Search the entries below for the string "this" and give the number of lines that hold it, nothing else.
*** AVAILABLE DATA Section Begins ***
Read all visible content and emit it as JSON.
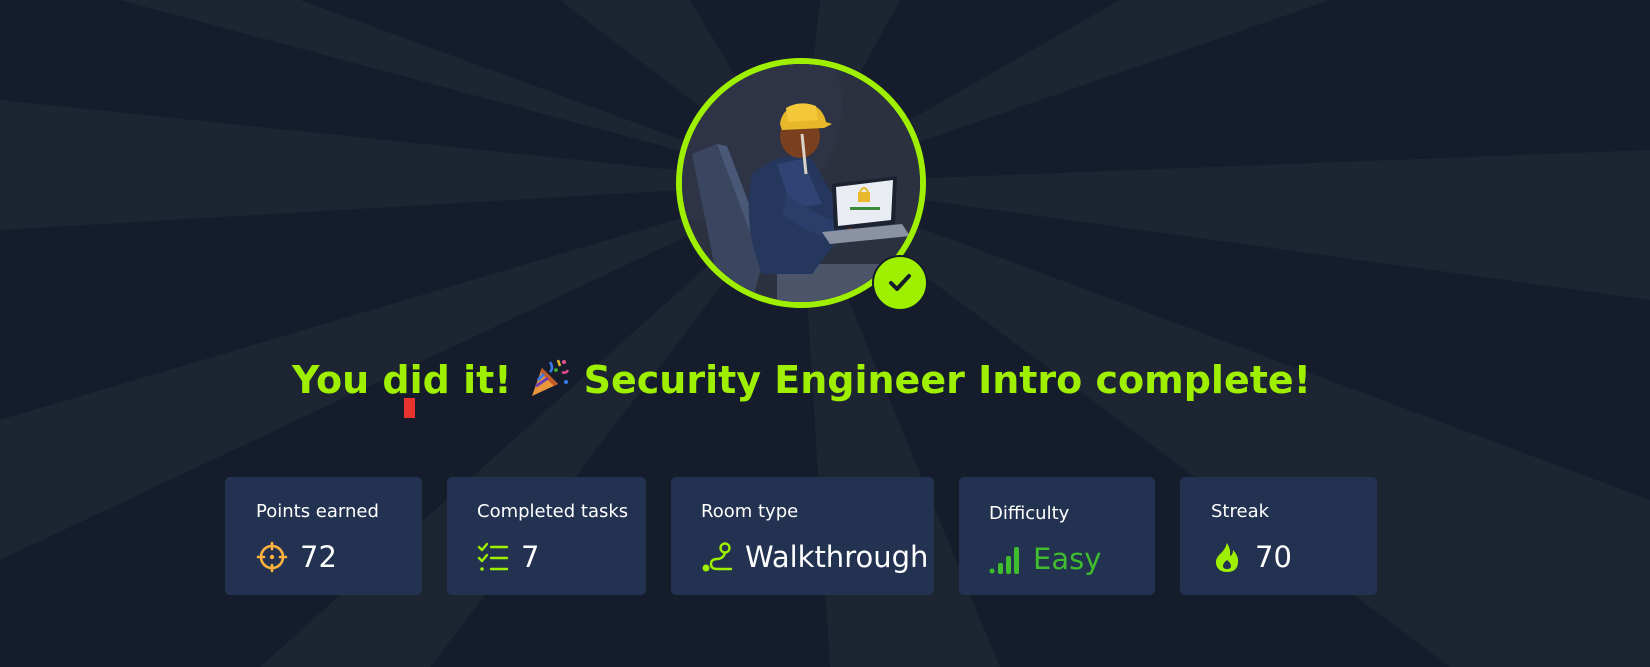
{
  "theme": {
    "background": "#151c2b",
    "accent": "#9fef00",
    "card_background": "#223250",
    "difficulty_color": "#3fbd2f",
    "icon_orange": "#ffb13e"
  },
  "hero": {
    "avatar_icon": "security-engineer-illustration",
    "badge_icon": "checkmark-icon"
  },
  "headline": {
    "prefix": "You did it!",
    "emoji_icon": "party-popper-icon",
    "suffix": "Security Engineer Intro complete!"
  },
  "stats": [
    {
      "label": "Points earned",
      "value": "72",
      "icon": "crosshair-icon"
    },
    {
      "label": "Completed tasks",
      "value": "7",
      "icon": "checklist-icon"
    },
    {
      "label": "Room type",
      "value": "Walkthrough",
      "icon": "route-icon"
    },
    {
      "label": "Difficulty",
      "value": "Easy",
      "icon": "signal-bars-icon"
    },
    {
      "label": "Streak",
      "value": "70",
      "icon": "flame-icon"
    }
  ]
}
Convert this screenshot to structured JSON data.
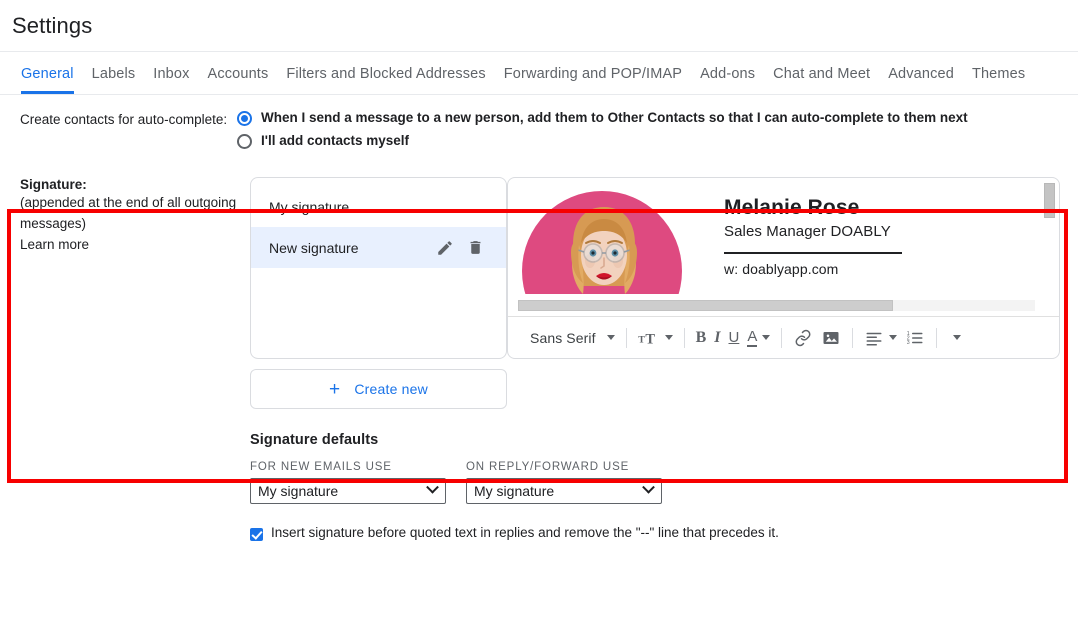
{
  "header": {
    "title": "Settings"
  },
  "tabs": [
    {
      "label": "General",
      "active": true
    },
    {
      "label": "Labels",
      "active": false
    },
    {
      "label": "Inbox",
      "active": false
    },
    {
      "label": "Accounts",
      "active": false
    },
    {
      "label": "Filters and Blocked Addresses",
      "active": false
    },
    {
      "label": "Forwarding and POP/IMAP",
      "active": false
    },
    {
      "label": "Add-ons",
      "active": false
    },
    {
      "label": "Chat and Meet",
      "active": false
    },
    {
      "label": "Advanced",
      "active": false
    },
    {
      "label": "Themes",
      "active": false
    }
  ],
  "autocomplete": {
    "label": "Create contacts for auto-complete:",
    "options": [
      {
        "text": "When I send a message to a new person, add them to Other Contacts so that I can auto-complete to them next",
        "selected": true
      },
      {
        "text": "I'll add contacts myself",
        "selected": false
      }
    ]
  },
  "signature": {
    "label": "Signature:",
    "description": "(appended at the end of all outgoing messages)",
    "learn_more": "Learn more",
    "items": [
      {
        "name": "My signature",
        "selected": false
      },
      {
        "name": "New signature",
        "selected": true
      }
    ],
    "edit_icon": "pencil-icon",
    "delete_icon": "trash-icon",
    "create_new": "Create new",
    "preview": {
      "name": "Melanie Rose",
      "role": "Sales Manager DOABLY",
      "website": "w: doablyapp.com",
      "avatar_bg": "#de4a80"
    },
    "toolbar": {
      "font": "Sans Serif",
      "size_icon": "text-size-icon",
      "bold": "B",
      "italic": "I",
      "underline": "U",
      "text_color": "A",
      "link_icon": "link-icon",
      "image_icon": "insert-image-icon",
      "align_icon": "align-left-icon",
      "list_icon": "numbered-list-icon",
      "more_icon": "more-options-icon"
    }
  },
  "defaults": {
    "title": "Signature defaults",
    "new_emails_caption": "FOR NEW EMAILS USE",
    "new_emails_value": "My signature",
    "reply_caption": "ON REPLY/FORWARD USE",
    "reply_value": "My signature",
    "insert_before_quoted": "Insert signature before quoted text in replies and remove the \"--\" line that precedes it.",
    "insert_before_quoted_checked": true
  },
  "colors": {
    "accent": "#1a73e8",
    "highlight_box": "#f70000",
    "text_primary": "#202124",
    "text_secondary": "#5f6368"
  }
}
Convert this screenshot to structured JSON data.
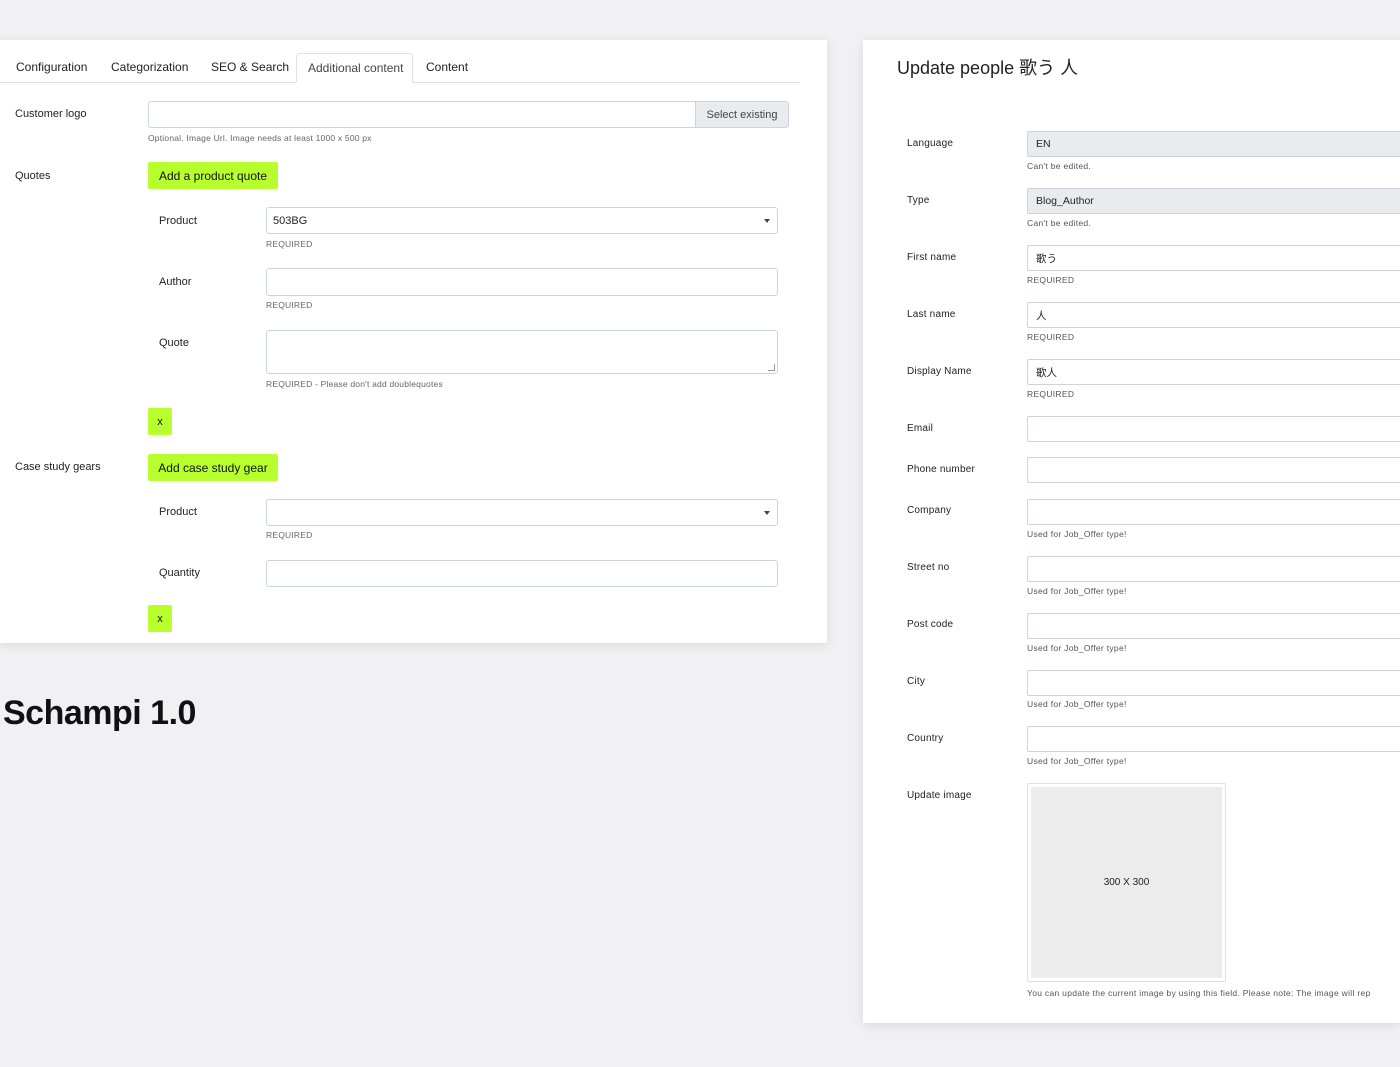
{
  "left_form": {
    "tabs": [
      "Configuration",
      "Categorization",
      "SEO & Search",
      "Additional content",
      "Content"
    ],
    "customer_logo": {
      "label": "Customer logo",
      "value": "",
      "select_button": "Select existing",
      "help": "Optional. Image Url. Image needs at least 1000 x 500 px"
    },
    "quotes": {
      "label": "Quotes",
      "add_button": "Add a product quote",
      "product_label": "Product",
      "product_value": "503BG",
      "product_help": "REQUIRED",
      "author_label": "Author",
      "author_value": "",
      "author_help": "REQUIRED",
      "quote_label": "Quote",
      "quote_value": "",
      "quote_help": "REQUIRED - Please don't add doublequotes",
      "remove_button": "x"
    },
    "gears": {
      "label": "Case study gears",
      "add_button": "Add case study gear",
      "product_label": "Product",
      "product_value": "",
      "product_help": "REQUIRED",
      "quantity_label": "Quantity",
      "quantity_value": "",
      "remove_button": "x"
    }
  },
  "caption": "Schampi 1.0",
  "right_form": {
    "title": "Update people 歌う 人",
    "fields": [
      {
        "label": "Language",
        "value": "EN",
        "readonly": true,
        "help": "Can't be edited."
      },
      {
        "label": "Type",
        "value": "Blog_Author",
        "readonly": true,
        "help": "Can't be edited."
      },
      {
        "label": "First name",
        "value": "歌う",
        "readonly": false,
        "help": "REQUIRED"
      },
      {
        "label": "Last name",
        "value": "人",
        "readonly": false,
        "help": "REQUIRED"
      },
      {
        "label": "Display Name",
        "value": "歌人",
        "readonly": false,
        "help": "REQUIRED"
      },
      {
        "label": "Email",
        "value": "",
        "readonly": false,
        "help": ""
      },
      {
        "label": "Phone number",
        "value": "",
        "readonly": false,
        "help": ""
      },
      {
        "label": "Company",
        "value": "",
        "readonly": false,
        "help": "Used for Job_Offer type!"
      },
      {
        "label": "Street no",
        "value": "",
        "readonly": false,
        "help": "Used for Job_Offer type!"
      },
      {
        "label": "Post code",
        "value": "",
        "readonly": false,
        "help": "Used for Job_Offer type!"
      },
      {
        "label": "City",
        "value": "",
        "readonly": false,
        "help": "Used for Job_Offer type!"
      },
      {
        "label": "Country",
        "value": "",
        "readonly": false,
        "help": "Used for Job_Offer type!"
      }
    ],
    "image": {
      "label": "Update image",
      "placeholder_text": "300 X 300",
      "help": "You can update the current image by using this field. Please note: The image will rep"
    }
  }
}
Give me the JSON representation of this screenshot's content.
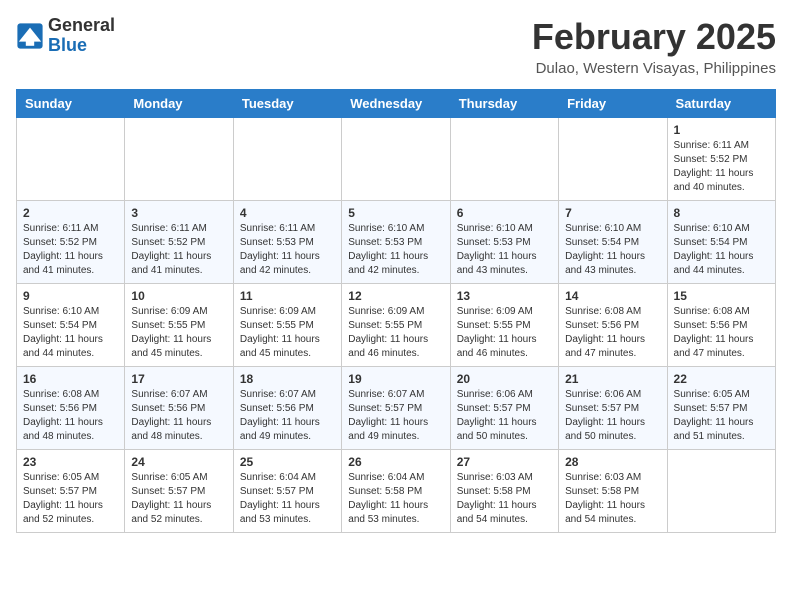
{
  "header": {
    "logo": {
      "general": "General",
      "blue": "Blue"
    },
    "title": "February 2025",
    "location": "Dulao, Western Visayas, Philippines"
  },
  "calendar": {
    "weekdays": [
      "Sunday",
      "Monday",
      "Tuesday",
      "Wednesday",
      "Thursday",
      "Friday",
      "Saturday"
    ],
    "weeks": [
      [
        {
          "day": "",
          "sunrise": "",
          "sunset": "",
          "daylight": ""
        },
        {
          "day": "",
          "sunrise": "",
          "sunset": "",
          "daylight": ""
        },
        {
          "day": "",
          "sunrise": "",
          "sunset": "",
          "daylight": ""
        },
        {
          "day": "",
          "sunrise": "",
          "sunset": "",
          "daylight": ""
        },
        {
          "day": "",
          "sunrise": "",
          "sunset": "",
          "daylight": ""
        },
        {
          "day": "",
          "sunrise": "",
          "sunset": "",
          "daylight": ""
        },
        {
          "day": "1",
          "sunrise": "Sunrise: 6:11 AM",
          "sunset": "Sunset: 5:52 PM",
          "daylight": "Daylight: 11 hours and 40 minutes."
        }
      ],
      [
        {
          "day": "2",
          "sunrise": "Sunrise: 6:11 AM",
          "sunset": "Sunset: 5:52 PM",
          "daylight": "Daylight: 11 hours and 41 minutes."
        },
        {
          "day": "3",
          "sunrise": "Sunrise: 6:11 AM",
          "sunset": "Sunset: 5:52 PM",
          "daylight": "Daylight: 11 hours and 41 minutes."
        },
        {
          "day": "4",
          "sunrise": "Sunrise: 6:11 AM",
          "sunset": "Sunset: 5:53 PM",
          "daylight": "Daylight: 11 hours and 42 minutes."
        },
        {
          "day": "5",
          "sunrise": "Sunrise: 6:10 AM",
          "sunset": "Sunset: 5:53 PM",
          "daylight": "Daylight: 11 hours and 42 minutes."
        },
        {
          "day": "6",
          "sunrise": "Sunrise: 6:10 AM",
          "sunset": "Sunset: 5:53 PM",
          "daylight": "Daylight: 11 hours and 43 minutes."
        },
        {
          "day": "7",
          "sunrise": "Sunrise: 6:10 AM",
          "sunset": "Sunset: 5:54 PM",
          "daylight": "Daylight: 11 hours and 43 minutes."
        },
        {
          "day": "8",
          "sunrise": "Sunrise: 6:10 AM",
          "sunset": "Sunset: 5:54 PM",
          "daylight": "Daylight: 11 hours and 44 minutes."
        }
      ],
      [
        {
          "day": "9",
          "sunrise": "Sunrise: 6:10 AM",
          "sunset": "Sunset: 5:54 PM",
          "daylight": "Daylight: 11 hours and 44 minutes."
        },
        {
          "day": "10",
          "sunrise": "Sunrise: 6:09 AM",
          "sunset": "Sunset: 5:55 PM",
          "daylight": "Daylight: 11 hours and 45 minutes."
        },
        {
          "day": "11",
          "sunrise": "Sunrise: 6:09 AM",
          "sunset": "Sunset: 5:55 PM",
          "daylight": "Daylight: 11 hours and 45 minutes."
        },
        {
          "day": "12",
          "sunrise": "Sunrise: 6:09 AM",
          "sunset": "Sunset: 5:55 PM",
          "daylight": "Daylight: 11 hours and 46 minutes."
        },
        {
          "day": "13",
          "sunrise": "Sunrise: 6:09 AM",
          "sunset": "Sunset: 5:55 PM",
          "daylight": "Daylight: 11 hours and 46 minutes."
        },
        {
          "day": "14",
          "sunrise": "Sunrise: 6:08 AM",
          "sunset": "Sunset: 5:56 PM",
          "daylight": "Daylight: 11 hours and 47 minutes."
        },
        {
          "day": "15",
          "sunrise": "Sunrise: 6:08 AM",
          "sunset": "Sunset: 5:56 PM",
          "daylight": "Daylight: 11 hours and 47 minutes."
        }
      ],
      [
        {
          "day": "16",
          "sunrise": "Sunrise: 6:08 AM",
          "sunset": "Sunset: 5:56 PM",
          "daylight": "Daylight: 11 hours and 48 minutes."
        },
        {
          "day": "17",
          "sunrise": "Sunrise: 6:07 AM",
          "sunset": "Sunset: 5:56 PM",
          "daylight": "Daylight: 11 hours and 48 minutes."
        },
        {
          "day": "18",
          "sunrise": "Sunrise: 6:07 AM",
          "sunset": "Sunset: 5:56 PM",
          "daylight": "Daylight: 11 hours and 49 minutes."
        },
        {
          "day": "19",
          "sunrise": "Sunrise: 6:07 AM",
          "sunset": "Sunset: 5:57 PM",
          "daylight": "Daylight: 11 hours and 49 minutes."
        },
        {
          "day": "20",
          "sunrise": "Sunrise: 6:06 AM",
          "sunset": "Sunset: 5:57 PM",
          "daylight": "Daylight: 11 hours and 50 minutes."
        },
        {
          "day": "21",
          "sunrise": "Sunrise: 6:06 AM",
          "sunset": "Sunset: 5:57 PM",
          "daylight": "Daylight: 11 hours and 50 minutes."
        },
        {
          "day": "22",
          "sunrise": "Sunrise: 6:05 AM",
          "sunset": "Sunset: 5:57 PM",
          "daylight": "Daylight: 11 hours and 51 minutes."
        }
      ],
      [
        {
          "day": "23",
          "sunrise": "Sunrise: 6:05 AM",
          "sunset": "Sunset: 5:57 PM",
          "daylight": "Daylight: 11 hours and 52 minutes."
        },
        {
          "day": "24",
          "sunrise": "Sunrise: 6:05 AM",
          "sunset": "Sunset: 5:57 PM",
          "daylight": "Daylight: 11 hours and 52 minutes."
        },
        {
          "day": "25",
          "sunrise": "Sunrise: 6:04 AM",
          "sunset": "Sunset: 5:57 PM",
          "daylight": "Daylight: 11 hours and 53 minutes."
        },
        {
          "day": "26",
          "sunrise": "Sunrise: 6:04 AM",
          "sunset": "Sunset: 5:58 PM",
          "daylight": "Daylight: 11 hours and 53 minutes."
        },
        {
          "day": "27",
          "sunrise": "Sunrise: 6:03 AM",
          "sunset": "Sunset: 5:58 PM",
          "daylight": "Daylight: 11 hours and 54 minutes."
        },
        {
          "day": "28",
          "sunrise": "Sunrise: 6:03 AM",
          "sunset": "Sunset: 5:58 PM",
          "daylight": "Daylight: 11 hours and 54 minutes."
        },
        {
          "day": "",
          "sunrise": "",
          "sunset": "",
          "daylight": ""
        }
      ]
    ]
  }
}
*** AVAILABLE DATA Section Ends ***
:: RESPONSE AREA ::
4